Spoon. The word slices the tip of the tongue, slips through the cave of the mouth and disappears with a poof, in the same satisfying way my lips follow your perfect curve when I slurp yogurt off of you. There’s nothing you can’t do, nothing the smoothness of the cup that is your face, your beautifully welcoming, I-can-handle-a-lot face, can’t do. Who else could carry the weight of fried rice, marinated chicken and bird eggs while happily and dutifully keeping these foods safe and sound, tucked in and ready to go?
Food loves you, calls you its safe haven and my skin does too. You’re the only one who could bear to stand such a close relationship with both greasy oil and the dreary under eye, which is why there are plastic spoons and metal spoons and bamboo spoons and even hybrid spoons — the spork — because everyone else is just that jealous. My family and I eat with you every night and wouldn’t last a minute without your lovely presence. I adore the way your silver skin gleams in the light, but that’s only in my household. Sometimes, you are porcelain and glowing with blue flowers, and other times, you’re a delicate plastic. It’s an honor to have you around.

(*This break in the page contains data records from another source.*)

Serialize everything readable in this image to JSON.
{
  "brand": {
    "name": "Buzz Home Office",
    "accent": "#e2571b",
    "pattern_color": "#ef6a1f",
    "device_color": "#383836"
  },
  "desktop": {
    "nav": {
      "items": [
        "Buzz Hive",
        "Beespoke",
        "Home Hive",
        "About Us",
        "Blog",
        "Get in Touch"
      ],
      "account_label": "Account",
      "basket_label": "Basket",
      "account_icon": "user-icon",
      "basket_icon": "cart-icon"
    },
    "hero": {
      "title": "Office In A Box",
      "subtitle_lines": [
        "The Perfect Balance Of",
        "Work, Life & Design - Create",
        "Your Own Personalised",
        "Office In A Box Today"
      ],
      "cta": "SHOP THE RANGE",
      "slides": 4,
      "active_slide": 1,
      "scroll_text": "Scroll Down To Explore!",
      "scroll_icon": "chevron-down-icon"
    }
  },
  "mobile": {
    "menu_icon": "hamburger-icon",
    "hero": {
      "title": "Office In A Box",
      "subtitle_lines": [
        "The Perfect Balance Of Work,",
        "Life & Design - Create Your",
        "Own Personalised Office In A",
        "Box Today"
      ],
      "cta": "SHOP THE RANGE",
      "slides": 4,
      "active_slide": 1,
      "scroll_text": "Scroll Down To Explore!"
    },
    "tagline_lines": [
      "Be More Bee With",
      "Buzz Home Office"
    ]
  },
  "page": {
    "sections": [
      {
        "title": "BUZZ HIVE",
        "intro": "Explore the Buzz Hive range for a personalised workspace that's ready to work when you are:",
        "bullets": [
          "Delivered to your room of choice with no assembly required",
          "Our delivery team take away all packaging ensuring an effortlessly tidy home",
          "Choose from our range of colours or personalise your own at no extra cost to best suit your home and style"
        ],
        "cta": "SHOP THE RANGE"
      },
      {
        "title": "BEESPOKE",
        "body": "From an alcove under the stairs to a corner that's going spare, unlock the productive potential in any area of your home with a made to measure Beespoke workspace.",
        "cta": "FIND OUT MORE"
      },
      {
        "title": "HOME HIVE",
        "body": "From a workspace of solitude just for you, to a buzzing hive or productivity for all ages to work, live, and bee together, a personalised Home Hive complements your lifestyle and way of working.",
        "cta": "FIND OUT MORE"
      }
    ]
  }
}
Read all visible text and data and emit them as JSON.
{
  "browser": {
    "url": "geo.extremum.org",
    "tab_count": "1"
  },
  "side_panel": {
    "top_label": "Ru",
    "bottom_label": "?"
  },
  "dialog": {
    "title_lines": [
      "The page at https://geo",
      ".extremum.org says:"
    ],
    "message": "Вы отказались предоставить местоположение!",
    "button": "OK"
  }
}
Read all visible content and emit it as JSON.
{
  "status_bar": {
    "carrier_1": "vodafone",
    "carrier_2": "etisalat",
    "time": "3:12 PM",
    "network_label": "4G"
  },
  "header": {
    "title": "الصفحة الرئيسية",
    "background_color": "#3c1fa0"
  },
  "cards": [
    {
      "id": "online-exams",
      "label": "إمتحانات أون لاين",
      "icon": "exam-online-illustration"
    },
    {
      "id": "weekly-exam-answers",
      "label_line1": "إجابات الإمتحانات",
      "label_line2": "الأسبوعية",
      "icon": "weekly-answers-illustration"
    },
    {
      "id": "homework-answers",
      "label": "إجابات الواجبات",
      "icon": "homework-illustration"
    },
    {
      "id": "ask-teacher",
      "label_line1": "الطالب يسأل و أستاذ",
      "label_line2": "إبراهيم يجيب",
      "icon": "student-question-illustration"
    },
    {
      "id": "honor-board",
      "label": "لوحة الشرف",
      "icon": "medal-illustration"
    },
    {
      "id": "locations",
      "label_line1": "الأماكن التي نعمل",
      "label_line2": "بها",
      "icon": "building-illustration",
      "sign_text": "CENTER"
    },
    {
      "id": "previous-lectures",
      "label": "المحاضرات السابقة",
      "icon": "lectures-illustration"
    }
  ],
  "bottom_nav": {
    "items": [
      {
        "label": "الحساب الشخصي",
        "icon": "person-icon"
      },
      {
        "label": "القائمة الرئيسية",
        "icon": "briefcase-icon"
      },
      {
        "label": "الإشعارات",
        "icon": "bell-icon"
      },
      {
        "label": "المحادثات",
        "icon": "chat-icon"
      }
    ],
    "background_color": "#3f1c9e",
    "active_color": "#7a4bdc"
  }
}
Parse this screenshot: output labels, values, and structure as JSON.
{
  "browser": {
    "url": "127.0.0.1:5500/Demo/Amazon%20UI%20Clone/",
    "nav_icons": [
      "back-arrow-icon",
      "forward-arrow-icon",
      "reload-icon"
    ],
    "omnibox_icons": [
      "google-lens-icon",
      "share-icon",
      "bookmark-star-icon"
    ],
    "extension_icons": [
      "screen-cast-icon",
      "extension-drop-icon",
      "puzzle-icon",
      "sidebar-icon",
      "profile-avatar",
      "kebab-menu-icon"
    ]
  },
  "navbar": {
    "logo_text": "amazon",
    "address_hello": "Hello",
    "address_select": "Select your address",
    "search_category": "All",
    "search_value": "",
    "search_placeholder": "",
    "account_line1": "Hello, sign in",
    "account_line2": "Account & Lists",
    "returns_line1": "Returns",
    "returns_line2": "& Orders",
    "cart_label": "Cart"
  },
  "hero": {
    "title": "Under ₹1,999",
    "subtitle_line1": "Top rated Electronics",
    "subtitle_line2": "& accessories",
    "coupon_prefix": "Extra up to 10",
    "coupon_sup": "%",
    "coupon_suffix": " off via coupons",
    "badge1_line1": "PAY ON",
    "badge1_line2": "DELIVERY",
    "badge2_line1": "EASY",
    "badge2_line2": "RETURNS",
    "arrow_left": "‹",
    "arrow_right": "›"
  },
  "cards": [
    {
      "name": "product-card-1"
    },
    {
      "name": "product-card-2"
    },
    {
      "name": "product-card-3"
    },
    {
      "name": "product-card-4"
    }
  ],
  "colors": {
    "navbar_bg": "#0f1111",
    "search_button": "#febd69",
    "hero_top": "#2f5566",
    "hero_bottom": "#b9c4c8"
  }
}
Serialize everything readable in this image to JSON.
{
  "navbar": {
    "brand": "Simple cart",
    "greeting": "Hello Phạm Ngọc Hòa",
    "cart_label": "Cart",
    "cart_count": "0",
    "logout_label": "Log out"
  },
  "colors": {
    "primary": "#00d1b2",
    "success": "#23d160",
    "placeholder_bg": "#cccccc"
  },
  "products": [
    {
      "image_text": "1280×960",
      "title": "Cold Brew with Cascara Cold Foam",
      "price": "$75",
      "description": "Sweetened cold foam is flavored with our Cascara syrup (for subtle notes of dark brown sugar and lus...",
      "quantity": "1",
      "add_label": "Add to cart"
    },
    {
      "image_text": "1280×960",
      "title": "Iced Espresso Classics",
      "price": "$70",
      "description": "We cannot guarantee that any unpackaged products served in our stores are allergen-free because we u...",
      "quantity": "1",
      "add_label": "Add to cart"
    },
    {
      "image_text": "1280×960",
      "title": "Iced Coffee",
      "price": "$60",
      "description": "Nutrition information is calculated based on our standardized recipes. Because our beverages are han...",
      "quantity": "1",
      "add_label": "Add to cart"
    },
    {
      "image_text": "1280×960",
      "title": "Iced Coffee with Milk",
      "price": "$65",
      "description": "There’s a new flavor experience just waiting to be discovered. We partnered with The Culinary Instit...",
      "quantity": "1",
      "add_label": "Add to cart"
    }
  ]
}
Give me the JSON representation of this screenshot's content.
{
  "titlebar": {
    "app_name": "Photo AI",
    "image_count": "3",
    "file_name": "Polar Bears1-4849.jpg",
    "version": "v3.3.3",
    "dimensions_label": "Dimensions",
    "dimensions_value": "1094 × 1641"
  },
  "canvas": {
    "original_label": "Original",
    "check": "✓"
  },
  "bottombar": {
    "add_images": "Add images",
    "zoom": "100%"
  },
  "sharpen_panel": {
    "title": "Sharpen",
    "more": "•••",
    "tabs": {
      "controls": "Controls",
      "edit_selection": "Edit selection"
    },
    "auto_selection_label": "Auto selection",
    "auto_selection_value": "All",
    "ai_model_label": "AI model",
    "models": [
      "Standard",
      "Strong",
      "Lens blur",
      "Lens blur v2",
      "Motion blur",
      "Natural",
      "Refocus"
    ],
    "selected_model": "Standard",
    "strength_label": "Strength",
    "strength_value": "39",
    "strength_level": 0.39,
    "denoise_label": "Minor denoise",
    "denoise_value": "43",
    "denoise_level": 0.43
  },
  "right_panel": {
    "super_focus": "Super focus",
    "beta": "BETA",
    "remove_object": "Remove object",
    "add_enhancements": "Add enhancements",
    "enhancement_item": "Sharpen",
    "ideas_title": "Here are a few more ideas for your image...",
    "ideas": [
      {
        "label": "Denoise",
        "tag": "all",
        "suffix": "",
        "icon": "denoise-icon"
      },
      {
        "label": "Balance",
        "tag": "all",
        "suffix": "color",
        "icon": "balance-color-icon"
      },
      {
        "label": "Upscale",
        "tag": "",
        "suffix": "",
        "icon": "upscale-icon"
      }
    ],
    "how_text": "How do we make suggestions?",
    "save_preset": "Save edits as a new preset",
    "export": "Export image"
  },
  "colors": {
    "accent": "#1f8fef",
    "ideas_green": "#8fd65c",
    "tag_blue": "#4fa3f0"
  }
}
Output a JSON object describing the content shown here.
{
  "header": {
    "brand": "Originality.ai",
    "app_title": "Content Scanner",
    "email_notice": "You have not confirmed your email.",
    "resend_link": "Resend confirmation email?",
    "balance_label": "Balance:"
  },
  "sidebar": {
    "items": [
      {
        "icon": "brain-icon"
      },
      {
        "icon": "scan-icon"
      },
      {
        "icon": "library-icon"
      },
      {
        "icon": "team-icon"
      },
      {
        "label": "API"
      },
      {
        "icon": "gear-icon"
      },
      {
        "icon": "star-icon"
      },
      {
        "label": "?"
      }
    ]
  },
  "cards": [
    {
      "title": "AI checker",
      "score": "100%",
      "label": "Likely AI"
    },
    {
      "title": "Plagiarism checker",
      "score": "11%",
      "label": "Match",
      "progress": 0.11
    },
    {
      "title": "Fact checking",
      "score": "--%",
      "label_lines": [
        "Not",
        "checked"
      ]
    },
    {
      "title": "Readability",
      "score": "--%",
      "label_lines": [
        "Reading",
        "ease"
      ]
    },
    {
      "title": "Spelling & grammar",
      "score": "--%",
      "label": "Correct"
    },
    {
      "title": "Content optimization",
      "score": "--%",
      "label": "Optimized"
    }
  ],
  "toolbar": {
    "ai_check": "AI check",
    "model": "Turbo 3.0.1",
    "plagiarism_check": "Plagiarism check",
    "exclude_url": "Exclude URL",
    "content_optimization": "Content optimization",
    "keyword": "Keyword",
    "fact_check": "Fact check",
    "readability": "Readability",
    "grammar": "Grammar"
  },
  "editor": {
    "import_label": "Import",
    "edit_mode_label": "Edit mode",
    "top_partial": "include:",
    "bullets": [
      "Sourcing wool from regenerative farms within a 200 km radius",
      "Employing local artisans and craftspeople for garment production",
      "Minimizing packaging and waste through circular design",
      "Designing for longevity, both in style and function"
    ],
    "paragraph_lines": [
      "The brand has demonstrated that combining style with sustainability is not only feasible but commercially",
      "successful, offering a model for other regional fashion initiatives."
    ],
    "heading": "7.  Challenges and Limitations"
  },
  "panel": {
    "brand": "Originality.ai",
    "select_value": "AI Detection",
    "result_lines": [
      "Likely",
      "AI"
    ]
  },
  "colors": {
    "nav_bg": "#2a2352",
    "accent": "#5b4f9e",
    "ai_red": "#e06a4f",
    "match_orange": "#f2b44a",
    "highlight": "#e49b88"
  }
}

You are spectacular. You are my favorite. Ikaw ang paborito ko. Yet apparently, that’s all. It pains me to think that restaurants on the roads of liberty and hospitality and immigrants come to the States because it’s better see you as a tool for desserts and soups and side dishes. You, my most loved possession, are found on the outskirts of dining tables, set aside for last use. A measly knife has taken your place next to the napkin drooping like a wilted dove. A knife! Can you believe it! It can cut and stab and slice, but so can you — in addition to your already wondrous ability to scoop and hold.
I’ve been cherishing you for eighteen years and, if I’m being honest, I won’t be stopping on account of any dining conglomerate. You are magnificent and deserve to show off your talents — the greatest being your ability to be a comfort for the Filipino home. Your ability to carry yogurt, of course, is a close second.